I spent my time going between 18 & 20 m.p.h up towards Maryland and back. The 25-mile bike ride was a blast and I am thankful I did not get a flat tire! The total ride took me approximately 1 hr 20 minutes.
Running with my bike back into transition was probably one of the most surreal experiences I have had. I had traveled approximately 26 miles, but had a 10k run left. I donned my running shoes, remembered to take my helmet off and took off towards the running course. The course was quick, flat and fast around a place called Hains Point in D.C. With the finish line in sight, I passed friends and coaches towards the finish line and let out a surprised, “WOW” when I crossed the finish line. I was ecstatic when I crossed the finish line after a 1.5K swim, 40K bike and 10K run. I finished my first Olympic distance triathlon in 3 hrs and 25 minutes, WAHOO!
A Memorable Experience
Participating in the Nation’s Triathlon and supporting the Leukemia & Lymphoma Society this summer was quite simply one of the best experiences of my life. I learned a lot about blood cancer and the resources available to families affected by this life-altering disease. Did you know that charitable organizations such as the Leukemia & Lymphoma Society fund a majority of the research to find a cure?

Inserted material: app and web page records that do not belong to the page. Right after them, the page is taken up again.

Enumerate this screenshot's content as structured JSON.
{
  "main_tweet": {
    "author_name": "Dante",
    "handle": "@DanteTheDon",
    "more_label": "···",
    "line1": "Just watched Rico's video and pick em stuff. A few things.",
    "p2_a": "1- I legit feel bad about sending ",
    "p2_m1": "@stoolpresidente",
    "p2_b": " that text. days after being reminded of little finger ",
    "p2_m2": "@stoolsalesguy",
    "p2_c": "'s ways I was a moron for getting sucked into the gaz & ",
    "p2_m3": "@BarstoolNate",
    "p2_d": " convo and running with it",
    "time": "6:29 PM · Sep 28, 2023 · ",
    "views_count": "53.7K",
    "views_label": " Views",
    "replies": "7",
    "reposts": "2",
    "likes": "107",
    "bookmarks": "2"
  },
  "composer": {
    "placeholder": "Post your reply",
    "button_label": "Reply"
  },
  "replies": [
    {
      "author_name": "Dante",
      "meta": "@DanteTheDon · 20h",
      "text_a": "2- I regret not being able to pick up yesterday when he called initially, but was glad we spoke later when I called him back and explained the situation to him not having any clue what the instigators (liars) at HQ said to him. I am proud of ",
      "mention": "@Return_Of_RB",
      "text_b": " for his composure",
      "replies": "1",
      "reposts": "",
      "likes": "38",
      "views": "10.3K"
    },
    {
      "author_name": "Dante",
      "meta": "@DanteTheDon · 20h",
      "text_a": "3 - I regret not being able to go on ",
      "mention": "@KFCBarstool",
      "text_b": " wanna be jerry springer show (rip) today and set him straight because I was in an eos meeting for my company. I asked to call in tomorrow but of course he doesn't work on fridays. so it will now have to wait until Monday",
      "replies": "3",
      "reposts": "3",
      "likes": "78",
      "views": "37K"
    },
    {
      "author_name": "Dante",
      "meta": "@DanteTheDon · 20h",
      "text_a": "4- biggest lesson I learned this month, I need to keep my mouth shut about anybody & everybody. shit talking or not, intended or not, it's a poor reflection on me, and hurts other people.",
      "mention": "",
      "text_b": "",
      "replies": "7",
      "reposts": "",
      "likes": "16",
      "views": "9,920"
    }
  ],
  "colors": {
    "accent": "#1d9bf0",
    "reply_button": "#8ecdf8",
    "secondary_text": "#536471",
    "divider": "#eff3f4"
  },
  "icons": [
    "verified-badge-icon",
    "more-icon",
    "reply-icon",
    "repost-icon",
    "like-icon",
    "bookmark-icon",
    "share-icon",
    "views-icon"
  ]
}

I have included a few resources at the end of this e-mail and hope you take a moment to click on a few of them. Even though I questioned the possibility at first, I definitely look forward to signing up again next year. Maybe I can even convince a few of you to join me. To hear the words “you have cancer” is devastating, but a movement exists to ensure that a cure is found and future mothers, fathers, brothers, sisters and friends are not lost to blood cancers in the future.
One person is diagnosed with a blood cancer every four minutes in the U.S., and I am proud to have participated in an event with an organization that gives hope to those families and friends in their moment of need.
I would like to introduce and give a shout out to my team below. I completed the Nation’s Triathlon on Sunday, September 13 with everyone below on a wave of tremendous support. This is one amazing group of people!
Thanks for reading.
The Leukemia & Lymphoma Society: http://lls.org/
Facts & Statistics: http://www.leukemia-lymphoma.org/all_page?item_id=12486
Patient Services: http://www.leukemia-lymphoma.org/all_toplevel.adp?item_id=4184
Find and event you want to participate in – Team in Training: http://www.teamintraining.org/